At the beginning of September, we announced the first release of CDH2, our current testing repository. Packages in our testing repository are recommended for people who want more features and are willing to upgrade as bugs are worked out. Our testing packages pass unit and functional tests but will not have the same “soak time” as our stable packages. A testing release represents a work in progress that will eventually be promoted to stable.
We plan on pushing new packages into the testing repository every 3 to 6 weeks. And it just so happens it is just about 3 weeks after we announced the first testing release. So it must be time for a new one. Here are some of the highlights:
Disclaimer: Cloudera no longer approves of the recommendations in this post. Please see this documentation for configuration recommendations.
One of the things we get a lot of questions about is how to make Hadoop highly available. There is still a lot of work to be done on this front, but we wanted to take a moment and share the best practices from one of our customers. Check out what Paul George has to say about how they keep thier NameNode up at ContextWeb. – Christophe

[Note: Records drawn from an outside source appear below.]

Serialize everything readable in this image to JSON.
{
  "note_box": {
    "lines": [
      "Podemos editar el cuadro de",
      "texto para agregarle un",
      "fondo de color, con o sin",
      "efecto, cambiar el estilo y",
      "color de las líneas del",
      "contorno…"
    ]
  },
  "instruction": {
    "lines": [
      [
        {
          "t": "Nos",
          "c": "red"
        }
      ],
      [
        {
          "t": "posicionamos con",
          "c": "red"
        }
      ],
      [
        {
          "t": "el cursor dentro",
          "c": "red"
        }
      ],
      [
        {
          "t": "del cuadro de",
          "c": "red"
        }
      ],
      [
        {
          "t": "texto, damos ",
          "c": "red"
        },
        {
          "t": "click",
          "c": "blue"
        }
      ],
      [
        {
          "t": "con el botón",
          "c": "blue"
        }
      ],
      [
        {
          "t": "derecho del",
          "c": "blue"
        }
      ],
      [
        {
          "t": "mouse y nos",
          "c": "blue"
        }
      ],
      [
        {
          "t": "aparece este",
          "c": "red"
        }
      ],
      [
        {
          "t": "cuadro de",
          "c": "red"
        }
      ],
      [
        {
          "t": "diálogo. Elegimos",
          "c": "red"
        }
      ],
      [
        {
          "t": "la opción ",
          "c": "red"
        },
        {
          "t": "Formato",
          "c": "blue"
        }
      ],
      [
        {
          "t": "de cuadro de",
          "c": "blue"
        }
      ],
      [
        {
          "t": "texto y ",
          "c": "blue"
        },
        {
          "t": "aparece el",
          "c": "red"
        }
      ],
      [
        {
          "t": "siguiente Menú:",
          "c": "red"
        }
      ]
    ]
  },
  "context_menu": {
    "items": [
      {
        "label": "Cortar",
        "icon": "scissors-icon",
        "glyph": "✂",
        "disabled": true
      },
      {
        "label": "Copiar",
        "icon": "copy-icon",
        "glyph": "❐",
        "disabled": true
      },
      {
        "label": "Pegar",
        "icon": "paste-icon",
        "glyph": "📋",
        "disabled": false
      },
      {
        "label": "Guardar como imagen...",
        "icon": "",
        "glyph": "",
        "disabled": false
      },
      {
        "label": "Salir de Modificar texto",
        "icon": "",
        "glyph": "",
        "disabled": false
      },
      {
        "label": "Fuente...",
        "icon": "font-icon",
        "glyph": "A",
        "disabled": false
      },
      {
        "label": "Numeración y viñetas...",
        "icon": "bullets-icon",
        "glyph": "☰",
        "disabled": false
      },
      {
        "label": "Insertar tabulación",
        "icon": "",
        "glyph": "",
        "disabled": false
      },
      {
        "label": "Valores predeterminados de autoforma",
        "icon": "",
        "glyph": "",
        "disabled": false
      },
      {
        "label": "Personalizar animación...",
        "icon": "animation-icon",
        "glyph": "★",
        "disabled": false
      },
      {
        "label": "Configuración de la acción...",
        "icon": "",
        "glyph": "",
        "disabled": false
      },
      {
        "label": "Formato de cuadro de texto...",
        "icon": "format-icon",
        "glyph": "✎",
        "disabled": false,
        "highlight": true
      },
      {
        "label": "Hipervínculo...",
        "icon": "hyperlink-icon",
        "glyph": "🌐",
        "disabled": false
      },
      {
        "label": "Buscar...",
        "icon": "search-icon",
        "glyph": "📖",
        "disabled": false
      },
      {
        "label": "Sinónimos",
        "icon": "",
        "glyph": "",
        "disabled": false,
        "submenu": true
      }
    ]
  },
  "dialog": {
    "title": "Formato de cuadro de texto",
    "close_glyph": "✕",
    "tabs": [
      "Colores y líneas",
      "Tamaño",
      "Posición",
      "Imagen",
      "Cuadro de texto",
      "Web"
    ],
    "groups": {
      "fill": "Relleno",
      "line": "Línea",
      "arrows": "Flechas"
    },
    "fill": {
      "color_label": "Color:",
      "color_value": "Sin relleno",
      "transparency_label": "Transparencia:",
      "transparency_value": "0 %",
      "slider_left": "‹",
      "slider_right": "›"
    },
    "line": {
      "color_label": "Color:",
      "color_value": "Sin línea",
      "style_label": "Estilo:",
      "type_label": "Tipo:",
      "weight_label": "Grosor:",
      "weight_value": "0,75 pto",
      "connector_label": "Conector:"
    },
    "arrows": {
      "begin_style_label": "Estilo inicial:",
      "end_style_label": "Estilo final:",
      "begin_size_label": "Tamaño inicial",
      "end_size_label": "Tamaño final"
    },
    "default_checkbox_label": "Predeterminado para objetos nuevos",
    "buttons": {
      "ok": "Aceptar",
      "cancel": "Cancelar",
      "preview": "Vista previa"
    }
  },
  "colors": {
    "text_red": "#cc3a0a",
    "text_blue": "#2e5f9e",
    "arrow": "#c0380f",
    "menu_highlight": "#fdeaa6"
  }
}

Last Wednesday, we hosted a Hadoop meetup, and I gave a short talk about the new project split. How does the split change the project’s organization, and what does it mean for end users?
The mailing lists and the source code repositories have been rearranged. For those doing development against Hadoop’s “trunk” branch, compiling Hadoop and using the various components in concert has become more complicated.
There is some confusion about the state of the file append operation in HDFS. It was in, now it’s out. Why was it removed, and when will it be reinstated? This post looks at some of the history behind HDFS capability for supporting file appends.
Early versions of HDFS had no support for an append operation. Once a file was closed, it was immutable and could only be changed by writing a new copy with a different filename. This style of file access actually fits very nicely with MapReduce, where you write the output of a data processing job to a set of new files; this is much more efficient than manipulating the input files that are already in place.
Administrators of HDFS clusters understand that the HDFS metadata is some of the most precious bits they have. While you might have hundreds of terabytes of information stored in HDFS, the NameNode’s metadata is the key that allows this information, spread across several million “blocks” to be reassembled into coherent, ordered files.
The techniques to preserve HDFS NameNode metadata are well established. You should store several copies across many separate local hard drives, as well as at least one remote hard drive mounted via NFS. (To do this, list multiple directories, on separate mount points, in your dfs.name.dir configuration variable.) You should also run the SecondaryNameNode on a separate machine, which will result in further off-machine backups of “checkpointed” HDFS state made on an hourly basis.